Brief:
Copy every record below exactly as it stands.

Dataset:
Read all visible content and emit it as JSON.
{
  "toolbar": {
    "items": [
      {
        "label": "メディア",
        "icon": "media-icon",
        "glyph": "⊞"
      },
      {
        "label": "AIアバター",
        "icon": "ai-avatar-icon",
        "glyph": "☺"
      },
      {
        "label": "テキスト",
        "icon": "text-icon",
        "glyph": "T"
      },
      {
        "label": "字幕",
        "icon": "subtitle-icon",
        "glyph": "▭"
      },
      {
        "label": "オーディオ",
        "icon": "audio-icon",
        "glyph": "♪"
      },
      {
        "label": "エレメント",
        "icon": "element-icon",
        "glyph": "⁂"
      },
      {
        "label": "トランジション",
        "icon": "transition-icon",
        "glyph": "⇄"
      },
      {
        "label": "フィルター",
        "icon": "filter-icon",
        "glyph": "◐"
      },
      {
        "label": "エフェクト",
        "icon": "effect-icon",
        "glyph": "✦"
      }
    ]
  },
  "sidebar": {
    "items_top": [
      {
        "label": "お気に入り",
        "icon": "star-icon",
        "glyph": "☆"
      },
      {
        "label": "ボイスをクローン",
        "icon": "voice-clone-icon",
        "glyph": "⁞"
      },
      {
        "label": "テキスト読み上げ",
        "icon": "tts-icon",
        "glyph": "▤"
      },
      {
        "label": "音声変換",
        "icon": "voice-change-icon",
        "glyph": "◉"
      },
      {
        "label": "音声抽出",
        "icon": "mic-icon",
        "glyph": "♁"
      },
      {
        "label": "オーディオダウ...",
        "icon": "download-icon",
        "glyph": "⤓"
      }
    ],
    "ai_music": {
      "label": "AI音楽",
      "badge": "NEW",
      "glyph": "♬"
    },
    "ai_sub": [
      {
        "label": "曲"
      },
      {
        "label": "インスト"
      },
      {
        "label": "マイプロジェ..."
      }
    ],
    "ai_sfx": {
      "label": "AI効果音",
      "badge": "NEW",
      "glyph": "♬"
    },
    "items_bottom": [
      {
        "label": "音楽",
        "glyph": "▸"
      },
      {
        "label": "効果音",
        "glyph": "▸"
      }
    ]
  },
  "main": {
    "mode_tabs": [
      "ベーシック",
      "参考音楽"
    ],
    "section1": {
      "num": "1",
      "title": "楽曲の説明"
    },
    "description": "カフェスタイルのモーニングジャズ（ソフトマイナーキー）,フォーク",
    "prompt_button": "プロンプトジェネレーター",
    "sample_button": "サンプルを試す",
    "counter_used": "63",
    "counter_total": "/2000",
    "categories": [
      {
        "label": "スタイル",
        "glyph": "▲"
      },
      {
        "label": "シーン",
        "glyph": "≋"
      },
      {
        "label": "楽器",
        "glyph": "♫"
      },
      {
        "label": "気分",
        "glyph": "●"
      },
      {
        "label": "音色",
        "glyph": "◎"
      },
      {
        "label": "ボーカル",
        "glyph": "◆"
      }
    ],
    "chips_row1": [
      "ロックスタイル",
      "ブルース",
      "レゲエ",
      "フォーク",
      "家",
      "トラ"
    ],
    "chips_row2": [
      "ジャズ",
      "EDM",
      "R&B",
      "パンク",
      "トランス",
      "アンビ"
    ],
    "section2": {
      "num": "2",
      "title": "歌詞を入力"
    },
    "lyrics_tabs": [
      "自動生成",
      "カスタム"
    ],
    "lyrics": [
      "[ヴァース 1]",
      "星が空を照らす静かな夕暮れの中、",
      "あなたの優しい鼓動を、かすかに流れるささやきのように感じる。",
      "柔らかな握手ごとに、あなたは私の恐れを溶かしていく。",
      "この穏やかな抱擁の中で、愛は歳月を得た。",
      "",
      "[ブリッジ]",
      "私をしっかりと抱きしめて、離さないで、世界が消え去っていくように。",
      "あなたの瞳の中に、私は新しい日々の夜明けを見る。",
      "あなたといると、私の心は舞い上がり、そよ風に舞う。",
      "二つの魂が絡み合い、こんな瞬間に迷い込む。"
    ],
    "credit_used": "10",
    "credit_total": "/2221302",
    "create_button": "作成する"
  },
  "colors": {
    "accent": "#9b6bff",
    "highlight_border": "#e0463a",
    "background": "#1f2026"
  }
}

Problem solution:
Read all visible content and emit it as JSON.
{
  "toolbar": {
    "items": [
      {
        "label": "メディア",
        "icon": "media-icon",
        "glyph": "⊞"
      },
      {
        "label": "AIアバター",
        "icon": "ai-avatar-icon",
        "glyph": "☺"
      },
      {
        "label": "テキスト",
        "icon": "text-icon",
        "glyph": "T"
      },
      {
        "label": "字幕",
        "icon": "subtitle-icon",
        "glyph": "▭"
      },
      {
        "label": "オーディオ",
        "icon": "audio-icon",
        "glyph": "♪"
      },
      {
        "label": "エレメント",
        "icon": "element-icon",
        "glyph": "⁂"
      },
      {
        "label": "トランジション",
        "icon": "transition-icon",
        "glyph": "⇄"
      },
      {
        "label": "フィルター",
        "icon": "filter-icon",
        "glyph": "◐"
      },
      {
        "label": "エフェクト",
        "icon": "effect-icon",
        "glyph": "✦"
      }
    ]
  },
  "sidebar": {
    "items_top": [
      {
        "label": "お気に入り",
        "icon": "star-icon",
        "glyph": "☆"
      },
      {
        "label": "ボイスをクローン",
        "icon": "voice-clone-icon",
        "glyph": "⁞"
      },
      {
        "label": "テキスト読み上げ",
        "icon": "tts-icon",
        "glyph": "▤"
      },
      {
        "label": "音声変換",
        "icon": "voice-change-icon",
        "glyph": "◉"
      },
      {
        "label": "音声抽出",
        "icon": "mic-icon",
        "glyph": "♁"
      },
      {
        "label": "オーディオダウ...",
        "icon": "download-icon",
        "glyph": "⤓"
      }
    ],
    "ai_music": {
      "label": "AI音楽",
      "badge": "NEW",
      "glyph": "♬"
    },
    "ai_sub": [
      {
        "label": "曲"
      },
      {
        "label": "インスト"
      },
      {
        "label": "マイプロジェ..."
      }
    ],
    "ai_sfx": {
      "label": "AI効果音",
      "badge": "NEW",
      "glyph": "♬"
    },
    "items_bottom": [
      {
        "label": "音楽",
        "glyph": "▸"
      },
      {
        "label": "効果音",
        "glyph": "▸"
      }
    ]
  },
  "main": {
    "mode_tabs": [
      "ベーシック",
      "参考音楽"
    ],
    "section1": {
      "num": "1",
      "title": "楽曲の説明"
    },
    "description": "カフェスタイルのモーニングジャズ（ソフトマイナーキー）,フォーク",
    "prompt_button": "プロンプトジェネレーター",
    "sample_button": "サンプルを試す",
    "counter_used": "63",
    "counter_total": "/2000",
    "categories": [
      {
        "label": "スタイル",
        "glyph": "▲"
      },
      {
        "label": "シーン",
        "glyph": "≋"
      },
      {
        "label": "楽器",
        "glyph": "♫"
      },
      {
        "label": "気分",
        "glyph": "●"
      },
      {
        "label": "音色",
        "glyph": "◎"
      },
      {
        "label": "ボーカル",
        "glyph": "◆"
      }
    ],
    "chips_row1": [
      "ロックスタイル",
      "ブルース",
      "レゲエ",
      "フォーク",
      "家",
      "トラ"
    ],
    "chips_row2": [
      "ジャズ",
      "EDM",
      "R&B",
      "パンク",
      "トランス",
      "アンビ"
    ],
    "section2": {
      "num": "2",
      "title": "歌詞を入力"
    },
    "lyrics_tabs": [
      "自動生成",
      "カスタム"
    ],
    "lyrics": [
      "[ヴァース 1]",
      "星が空を照らす静かな夕暮れの中、",
      "あなたの優しい鼓動を、かすかに流れるささやきのように感じる。",
      "柔らかな握手ごとに、あなたは私の恐れを溶かしていく。",
      "この穏やかな抱擁の中で、愛は歳月を得た。",
      "",
      "[ブリッジ]",
      "私をしっかりと抱きしめて、離さないで、世界が消え去っていくように。",
      "あなたの瞳の中に、私は新しい日々の夜明けを見る。",
      "あなたといると、私の心は舞い上がり、そよ風に舞う。",
      "二つの魂が絡み合い、こんな瞬間に迷い込む。"
    ],
    "credit_used": "10",
    "credit_total": "/2221302",
    "create_button": "作成する"
  },
  "colors": {
    "accent": "#9b6bff",
    "highlight_border": "#e0463a",
    "background": "#1f2026"
  }
}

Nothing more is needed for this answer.